* _Problem_: For the string "What", search the entries below and copy every line where it appears.
▶
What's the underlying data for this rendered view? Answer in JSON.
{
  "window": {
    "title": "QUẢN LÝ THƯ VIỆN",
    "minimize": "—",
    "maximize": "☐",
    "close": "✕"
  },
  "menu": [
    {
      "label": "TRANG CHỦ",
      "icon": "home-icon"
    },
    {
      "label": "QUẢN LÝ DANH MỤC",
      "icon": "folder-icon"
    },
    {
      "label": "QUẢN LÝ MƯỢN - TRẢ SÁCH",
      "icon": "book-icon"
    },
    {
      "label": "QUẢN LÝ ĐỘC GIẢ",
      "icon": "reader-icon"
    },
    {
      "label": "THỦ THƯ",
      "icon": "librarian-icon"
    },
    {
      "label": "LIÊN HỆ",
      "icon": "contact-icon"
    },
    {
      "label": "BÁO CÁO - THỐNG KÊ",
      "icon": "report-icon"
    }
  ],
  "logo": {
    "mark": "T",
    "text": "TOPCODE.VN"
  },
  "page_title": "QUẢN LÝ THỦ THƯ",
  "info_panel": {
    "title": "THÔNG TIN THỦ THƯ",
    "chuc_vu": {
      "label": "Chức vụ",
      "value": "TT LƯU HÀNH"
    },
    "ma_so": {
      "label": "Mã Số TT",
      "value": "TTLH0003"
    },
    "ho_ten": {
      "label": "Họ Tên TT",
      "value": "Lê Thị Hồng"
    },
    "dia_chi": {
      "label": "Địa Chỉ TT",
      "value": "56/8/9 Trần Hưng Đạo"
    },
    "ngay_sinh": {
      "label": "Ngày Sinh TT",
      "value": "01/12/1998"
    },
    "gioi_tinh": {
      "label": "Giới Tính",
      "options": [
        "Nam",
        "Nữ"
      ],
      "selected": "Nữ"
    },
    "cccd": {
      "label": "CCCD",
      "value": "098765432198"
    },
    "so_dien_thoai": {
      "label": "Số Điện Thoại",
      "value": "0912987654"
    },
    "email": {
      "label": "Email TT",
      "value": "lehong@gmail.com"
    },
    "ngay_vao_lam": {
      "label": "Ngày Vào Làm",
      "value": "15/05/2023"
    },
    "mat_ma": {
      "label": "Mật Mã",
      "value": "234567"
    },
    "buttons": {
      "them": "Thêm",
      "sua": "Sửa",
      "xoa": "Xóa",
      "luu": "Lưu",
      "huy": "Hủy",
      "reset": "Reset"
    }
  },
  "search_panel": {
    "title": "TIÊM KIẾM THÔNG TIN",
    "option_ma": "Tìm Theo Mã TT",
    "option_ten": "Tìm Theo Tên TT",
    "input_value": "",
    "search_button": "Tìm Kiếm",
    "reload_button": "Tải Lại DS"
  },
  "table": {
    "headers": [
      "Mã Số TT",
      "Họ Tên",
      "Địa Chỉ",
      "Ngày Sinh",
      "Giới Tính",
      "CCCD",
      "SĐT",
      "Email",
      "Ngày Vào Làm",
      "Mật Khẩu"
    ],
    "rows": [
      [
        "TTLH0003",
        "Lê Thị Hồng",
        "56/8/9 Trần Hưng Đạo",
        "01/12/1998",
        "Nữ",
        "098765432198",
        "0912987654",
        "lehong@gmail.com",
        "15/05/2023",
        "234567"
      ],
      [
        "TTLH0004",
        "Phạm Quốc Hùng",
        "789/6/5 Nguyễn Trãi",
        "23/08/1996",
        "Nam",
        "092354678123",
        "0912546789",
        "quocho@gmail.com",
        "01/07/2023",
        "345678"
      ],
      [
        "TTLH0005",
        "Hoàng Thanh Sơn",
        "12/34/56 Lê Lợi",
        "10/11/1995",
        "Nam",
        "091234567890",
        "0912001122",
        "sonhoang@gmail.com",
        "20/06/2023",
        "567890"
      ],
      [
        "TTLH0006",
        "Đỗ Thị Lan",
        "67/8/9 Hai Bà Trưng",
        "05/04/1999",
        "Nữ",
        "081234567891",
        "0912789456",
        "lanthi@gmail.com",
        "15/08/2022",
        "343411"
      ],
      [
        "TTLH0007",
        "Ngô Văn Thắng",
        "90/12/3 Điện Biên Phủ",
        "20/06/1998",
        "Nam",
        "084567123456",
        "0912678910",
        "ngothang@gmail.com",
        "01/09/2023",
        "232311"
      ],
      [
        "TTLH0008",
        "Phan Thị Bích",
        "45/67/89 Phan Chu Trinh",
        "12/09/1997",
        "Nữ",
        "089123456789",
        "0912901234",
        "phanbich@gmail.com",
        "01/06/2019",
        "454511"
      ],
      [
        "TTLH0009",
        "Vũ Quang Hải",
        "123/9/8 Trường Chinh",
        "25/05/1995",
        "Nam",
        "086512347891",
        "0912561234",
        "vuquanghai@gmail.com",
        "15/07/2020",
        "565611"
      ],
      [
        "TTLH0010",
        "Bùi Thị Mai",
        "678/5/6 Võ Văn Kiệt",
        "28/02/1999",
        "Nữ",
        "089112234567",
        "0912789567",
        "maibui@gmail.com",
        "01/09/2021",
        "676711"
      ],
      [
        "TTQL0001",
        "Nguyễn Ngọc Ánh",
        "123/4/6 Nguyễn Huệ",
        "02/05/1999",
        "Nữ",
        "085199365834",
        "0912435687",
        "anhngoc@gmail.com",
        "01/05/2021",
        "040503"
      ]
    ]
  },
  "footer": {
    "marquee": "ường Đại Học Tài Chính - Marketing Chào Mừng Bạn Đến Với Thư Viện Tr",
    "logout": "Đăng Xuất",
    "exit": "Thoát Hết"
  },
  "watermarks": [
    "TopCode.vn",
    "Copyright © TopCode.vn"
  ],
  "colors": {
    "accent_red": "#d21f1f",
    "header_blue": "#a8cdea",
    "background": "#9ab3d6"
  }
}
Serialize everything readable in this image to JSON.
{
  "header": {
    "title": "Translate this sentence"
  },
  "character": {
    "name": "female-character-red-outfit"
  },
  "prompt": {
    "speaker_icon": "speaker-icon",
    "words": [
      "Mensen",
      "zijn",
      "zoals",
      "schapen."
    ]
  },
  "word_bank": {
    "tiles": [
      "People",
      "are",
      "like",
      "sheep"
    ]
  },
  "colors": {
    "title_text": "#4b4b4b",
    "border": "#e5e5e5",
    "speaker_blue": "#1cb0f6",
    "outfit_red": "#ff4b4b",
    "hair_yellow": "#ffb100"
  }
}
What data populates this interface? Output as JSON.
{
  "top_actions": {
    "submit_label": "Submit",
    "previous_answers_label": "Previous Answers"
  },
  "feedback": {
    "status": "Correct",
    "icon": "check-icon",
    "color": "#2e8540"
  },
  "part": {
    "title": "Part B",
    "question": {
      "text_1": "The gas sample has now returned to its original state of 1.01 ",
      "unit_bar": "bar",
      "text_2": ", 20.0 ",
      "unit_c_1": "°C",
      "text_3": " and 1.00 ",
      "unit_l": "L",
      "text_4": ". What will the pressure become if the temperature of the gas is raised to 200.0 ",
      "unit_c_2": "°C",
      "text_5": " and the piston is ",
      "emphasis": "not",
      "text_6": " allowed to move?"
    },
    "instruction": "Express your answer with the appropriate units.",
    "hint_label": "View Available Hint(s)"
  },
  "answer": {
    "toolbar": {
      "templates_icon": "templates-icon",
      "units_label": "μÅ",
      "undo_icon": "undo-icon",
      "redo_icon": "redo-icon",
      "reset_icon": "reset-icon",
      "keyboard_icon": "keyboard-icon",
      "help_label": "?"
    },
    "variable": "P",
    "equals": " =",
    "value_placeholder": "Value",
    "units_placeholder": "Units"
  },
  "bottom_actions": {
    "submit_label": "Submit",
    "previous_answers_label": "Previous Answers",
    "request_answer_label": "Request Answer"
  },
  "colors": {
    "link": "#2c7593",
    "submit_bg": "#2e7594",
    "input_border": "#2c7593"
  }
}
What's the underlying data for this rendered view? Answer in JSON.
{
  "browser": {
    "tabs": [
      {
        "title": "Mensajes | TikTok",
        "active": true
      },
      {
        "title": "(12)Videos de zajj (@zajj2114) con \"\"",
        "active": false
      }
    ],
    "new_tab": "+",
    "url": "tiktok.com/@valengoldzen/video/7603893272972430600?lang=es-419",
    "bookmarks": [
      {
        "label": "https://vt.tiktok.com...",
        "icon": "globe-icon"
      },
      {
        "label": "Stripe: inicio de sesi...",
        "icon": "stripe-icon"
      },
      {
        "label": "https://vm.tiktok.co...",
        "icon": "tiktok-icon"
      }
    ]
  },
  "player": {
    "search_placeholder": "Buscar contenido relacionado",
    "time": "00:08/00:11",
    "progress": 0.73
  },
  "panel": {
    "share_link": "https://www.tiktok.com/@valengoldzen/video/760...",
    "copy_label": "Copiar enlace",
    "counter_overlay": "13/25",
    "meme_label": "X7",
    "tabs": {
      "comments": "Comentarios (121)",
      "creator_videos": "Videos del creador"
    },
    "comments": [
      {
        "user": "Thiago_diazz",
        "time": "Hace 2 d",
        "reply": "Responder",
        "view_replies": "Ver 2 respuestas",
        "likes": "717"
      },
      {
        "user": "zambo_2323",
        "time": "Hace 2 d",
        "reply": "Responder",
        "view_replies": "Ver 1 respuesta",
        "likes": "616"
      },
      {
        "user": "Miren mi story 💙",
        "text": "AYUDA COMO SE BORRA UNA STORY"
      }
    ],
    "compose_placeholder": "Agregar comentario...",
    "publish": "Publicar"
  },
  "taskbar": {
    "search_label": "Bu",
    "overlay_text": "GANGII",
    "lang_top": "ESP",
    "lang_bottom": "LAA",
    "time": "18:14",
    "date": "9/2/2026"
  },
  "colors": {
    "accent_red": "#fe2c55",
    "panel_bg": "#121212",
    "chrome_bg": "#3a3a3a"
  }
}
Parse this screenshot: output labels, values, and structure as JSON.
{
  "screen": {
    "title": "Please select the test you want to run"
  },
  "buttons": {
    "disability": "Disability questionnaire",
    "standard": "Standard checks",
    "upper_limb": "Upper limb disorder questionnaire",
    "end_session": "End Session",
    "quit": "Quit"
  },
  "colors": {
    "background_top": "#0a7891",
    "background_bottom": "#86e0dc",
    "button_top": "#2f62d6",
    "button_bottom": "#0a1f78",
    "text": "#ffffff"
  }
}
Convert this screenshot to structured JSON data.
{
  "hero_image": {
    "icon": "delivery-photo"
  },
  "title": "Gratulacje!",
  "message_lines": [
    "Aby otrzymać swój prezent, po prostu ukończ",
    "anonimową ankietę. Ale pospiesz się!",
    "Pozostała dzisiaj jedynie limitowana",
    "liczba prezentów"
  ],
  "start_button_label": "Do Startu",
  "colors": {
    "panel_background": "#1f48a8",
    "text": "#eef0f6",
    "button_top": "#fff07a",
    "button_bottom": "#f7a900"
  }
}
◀
* _Exercise output_:
What's the underlying data for this rendered view? Answer in JSON.
What data populates this interface? Output as JSON.
      "text_4": ". What will the pressure become if the temperature of the gas is raised to 200.0 ",
What's the underlying data for this rendered view? Answer in JSON.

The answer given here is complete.